The Greatest Fans in Baseball
The Cardinals are in Florida preparing for this year’s season. Opening Day is April 13 as the Cardinals take on the Brewers at Busch Stadium. It’s been 133 years since St. Louis started its love affair with baseball but the passion has only grown.
Photo by: Chelsie Bartley
An enthusiastic roar from the crowd, a sea of red shirts and hats and the smell of popcorn.
All trademarks of a typical Cardinal baseball game at Busch Stadium.
Only, this is just Spring Training.
The Cardinals are spending their Spring Training in Jupiter, Fla., this year preparing for the upcoming season.

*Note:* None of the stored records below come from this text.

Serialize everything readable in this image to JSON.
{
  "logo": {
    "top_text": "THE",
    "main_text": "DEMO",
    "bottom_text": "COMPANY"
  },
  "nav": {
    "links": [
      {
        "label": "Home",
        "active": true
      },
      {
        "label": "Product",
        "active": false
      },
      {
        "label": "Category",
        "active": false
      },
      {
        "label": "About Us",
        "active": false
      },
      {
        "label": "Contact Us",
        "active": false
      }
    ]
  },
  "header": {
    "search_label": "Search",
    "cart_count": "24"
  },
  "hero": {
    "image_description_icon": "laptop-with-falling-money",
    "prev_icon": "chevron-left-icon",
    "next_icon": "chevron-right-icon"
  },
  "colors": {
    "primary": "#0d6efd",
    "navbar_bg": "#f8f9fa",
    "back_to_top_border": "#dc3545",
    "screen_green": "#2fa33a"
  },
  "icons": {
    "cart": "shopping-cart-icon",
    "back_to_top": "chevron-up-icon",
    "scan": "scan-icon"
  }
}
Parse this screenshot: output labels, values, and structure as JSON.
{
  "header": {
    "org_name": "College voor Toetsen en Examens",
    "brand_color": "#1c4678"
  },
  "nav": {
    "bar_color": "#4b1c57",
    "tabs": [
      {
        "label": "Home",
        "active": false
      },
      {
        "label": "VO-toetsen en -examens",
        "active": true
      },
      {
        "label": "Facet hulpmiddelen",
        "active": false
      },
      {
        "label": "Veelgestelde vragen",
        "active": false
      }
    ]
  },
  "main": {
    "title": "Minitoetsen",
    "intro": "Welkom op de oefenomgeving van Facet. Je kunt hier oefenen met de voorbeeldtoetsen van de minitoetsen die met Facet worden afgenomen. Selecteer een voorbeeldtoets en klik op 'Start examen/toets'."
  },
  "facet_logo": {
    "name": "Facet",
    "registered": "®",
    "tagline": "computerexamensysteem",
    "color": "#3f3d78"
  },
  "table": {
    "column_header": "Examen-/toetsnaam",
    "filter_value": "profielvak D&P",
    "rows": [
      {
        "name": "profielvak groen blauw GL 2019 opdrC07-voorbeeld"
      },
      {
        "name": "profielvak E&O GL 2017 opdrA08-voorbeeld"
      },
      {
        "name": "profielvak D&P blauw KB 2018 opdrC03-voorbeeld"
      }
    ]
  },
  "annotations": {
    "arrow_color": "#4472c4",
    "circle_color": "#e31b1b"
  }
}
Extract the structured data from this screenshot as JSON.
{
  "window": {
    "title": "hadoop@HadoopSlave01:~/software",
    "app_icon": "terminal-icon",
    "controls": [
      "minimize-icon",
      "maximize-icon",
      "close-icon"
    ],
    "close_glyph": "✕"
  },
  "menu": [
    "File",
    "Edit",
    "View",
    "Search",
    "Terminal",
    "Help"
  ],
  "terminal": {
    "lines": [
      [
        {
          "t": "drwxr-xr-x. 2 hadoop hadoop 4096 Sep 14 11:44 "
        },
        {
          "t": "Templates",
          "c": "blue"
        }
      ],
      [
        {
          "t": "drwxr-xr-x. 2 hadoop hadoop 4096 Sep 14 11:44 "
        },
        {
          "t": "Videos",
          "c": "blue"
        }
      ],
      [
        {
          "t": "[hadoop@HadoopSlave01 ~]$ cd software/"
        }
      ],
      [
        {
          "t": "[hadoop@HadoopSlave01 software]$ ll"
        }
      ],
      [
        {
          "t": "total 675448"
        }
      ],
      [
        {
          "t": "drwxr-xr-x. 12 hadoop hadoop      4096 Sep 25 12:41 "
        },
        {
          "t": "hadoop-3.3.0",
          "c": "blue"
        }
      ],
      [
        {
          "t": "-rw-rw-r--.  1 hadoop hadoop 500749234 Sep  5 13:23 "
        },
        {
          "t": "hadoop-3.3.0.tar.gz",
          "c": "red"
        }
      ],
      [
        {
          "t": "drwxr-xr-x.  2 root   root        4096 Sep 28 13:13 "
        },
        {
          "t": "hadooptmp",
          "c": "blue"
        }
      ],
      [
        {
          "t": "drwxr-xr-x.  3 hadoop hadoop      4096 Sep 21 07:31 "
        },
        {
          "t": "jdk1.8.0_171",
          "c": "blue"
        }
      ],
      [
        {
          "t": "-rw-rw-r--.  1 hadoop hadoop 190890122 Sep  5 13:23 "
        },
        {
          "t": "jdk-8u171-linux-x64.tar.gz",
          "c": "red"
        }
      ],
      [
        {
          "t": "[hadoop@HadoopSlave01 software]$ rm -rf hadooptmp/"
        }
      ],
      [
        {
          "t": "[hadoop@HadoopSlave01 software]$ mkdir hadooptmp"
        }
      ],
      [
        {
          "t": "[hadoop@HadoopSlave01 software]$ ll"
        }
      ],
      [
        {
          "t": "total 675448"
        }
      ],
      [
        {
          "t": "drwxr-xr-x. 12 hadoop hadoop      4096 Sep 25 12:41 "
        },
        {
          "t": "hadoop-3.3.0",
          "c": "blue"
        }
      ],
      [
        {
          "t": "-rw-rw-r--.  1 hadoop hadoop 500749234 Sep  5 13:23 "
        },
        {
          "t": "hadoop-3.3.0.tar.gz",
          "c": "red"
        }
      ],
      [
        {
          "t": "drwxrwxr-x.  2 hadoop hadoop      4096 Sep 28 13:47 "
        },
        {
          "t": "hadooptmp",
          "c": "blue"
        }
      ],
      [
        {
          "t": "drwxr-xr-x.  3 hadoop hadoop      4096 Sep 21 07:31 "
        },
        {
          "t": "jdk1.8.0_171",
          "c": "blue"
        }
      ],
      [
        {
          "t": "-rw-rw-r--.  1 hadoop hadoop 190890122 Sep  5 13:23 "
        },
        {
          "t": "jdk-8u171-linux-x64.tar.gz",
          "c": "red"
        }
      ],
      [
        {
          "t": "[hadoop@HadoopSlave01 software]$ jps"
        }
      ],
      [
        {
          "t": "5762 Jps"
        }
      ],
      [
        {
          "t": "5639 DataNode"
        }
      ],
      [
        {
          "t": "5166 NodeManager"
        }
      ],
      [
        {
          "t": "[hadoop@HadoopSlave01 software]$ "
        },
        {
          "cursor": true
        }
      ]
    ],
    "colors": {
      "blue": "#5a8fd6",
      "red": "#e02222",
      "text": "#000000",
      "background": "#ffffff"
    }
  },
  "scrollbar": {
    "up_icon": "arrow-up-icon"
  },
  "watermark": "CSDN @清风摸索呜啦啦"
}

While in Florida, the Cards haven’t had any problem filling stadiums with eager fans.
At a recent game against the Atlanta Braves in Orlando, Fla., Cards fans were without a doubt the majority.
This was despite the fact that Orlando’s Walt Disney World Resort is the Braves’ Spring Training home field, about 150 miles north of the Cardinals’ home camp in Southern Florida.
Even 1,000 miles away from home in St. Louis, the Cards aren’t disappointed by a lack of support.
According to the MLB Cardinals website, “The Cardinals bring more than 3 million fans downtown each year, with more than a million coming from outside of the state of Missouri.”
In fact, 90 percent of fans come from outside the City of St. Louis. Fans from all over the country travel to St. Louis to watch their beloved Cardinals at Busch Stadium.
So what is it about the Cardinals that makes their fans so wild about them?
Maybe it’s the 9,300 games won, 11 World Series Championships, 18 National League Pennants, three National League Eastern Division Titles, and eight National League Central Division Titles.
In the past four years the Cardinals have won 365 games as opposed to only losing 283.
Or maybe it’s just the spirit of the Midwest.
St. Louis has always had the reputation of having the best fans in baseball, so much so that other teams’ fans don’t even know why they dislike them.
Rany Jazayerli, co-founder and writer for Baseball Prospectus, put it this way, “Believe me, I get it. I understand why Cardinals fans have become as loathed as any supporters in baseball. I’m as tired as anyone of their golly-gee-whiz-we-just-can’t-help-being-great-fans shtick, and I’m as exasperated as anyone that their shtick actually works.”
It’s undeniable that the Cardinals have something about them that makes fans go crazy.
Everywhere you look in St. Louis you will find someone in a Cards hat and the first topic of conversation will almost always be the previous night’s game.
People talk about “Yadi” as if he was their uncle and talk about Grichuk’s batting average like it’s their own.
So, exactly how far does the Cardinal fan base span? Certainly coast to coast.
“I’ve met a few Cards fans out here. During the last postseason we got together to watch the games,” said Adam Wilson, a 2012 MBU graduate who moved to Los Angeles upon graduating. “It was fun, and also safer. I was watching a game at a bar/restaurant and a guy was wanting to fight me after Matt Adams hit a three-run homer. Hasn’t been the easiest being in LA when we beat the Dodgers in post every year.”
Besides spanning from sea to sea, fans can also come from across the sea..
Connar Armstrong, a sophomore from Liverpool, England, has been a Cards fan for four years.
“It’s like a hometown team. We’re kind of unique in the way that we’re united between the Cardinals, the Rams and the Blues,” said Armstrong.
Some of the greatest things that Cards fans are known for are their winning attitudes and their Midwest manners.
When in the stands at Busch Stadium, something you will most likely never hear is the sound of “booing.”
“I think that they are great fans. They’re not just fair-weather fans. They really care about their team, the players and the team’s success,” said Casey Peterson, the minister of Students for Spiritual Formation and a 2012 graduate of MBU.
Cards fans are one of a kind, being from across the globe and rooting for a team with an unbeatable record.
“My brother-in-law took me to a Cardinals game and told me this was ‘St. Louis religion,’” said Peterson. “So I converted.”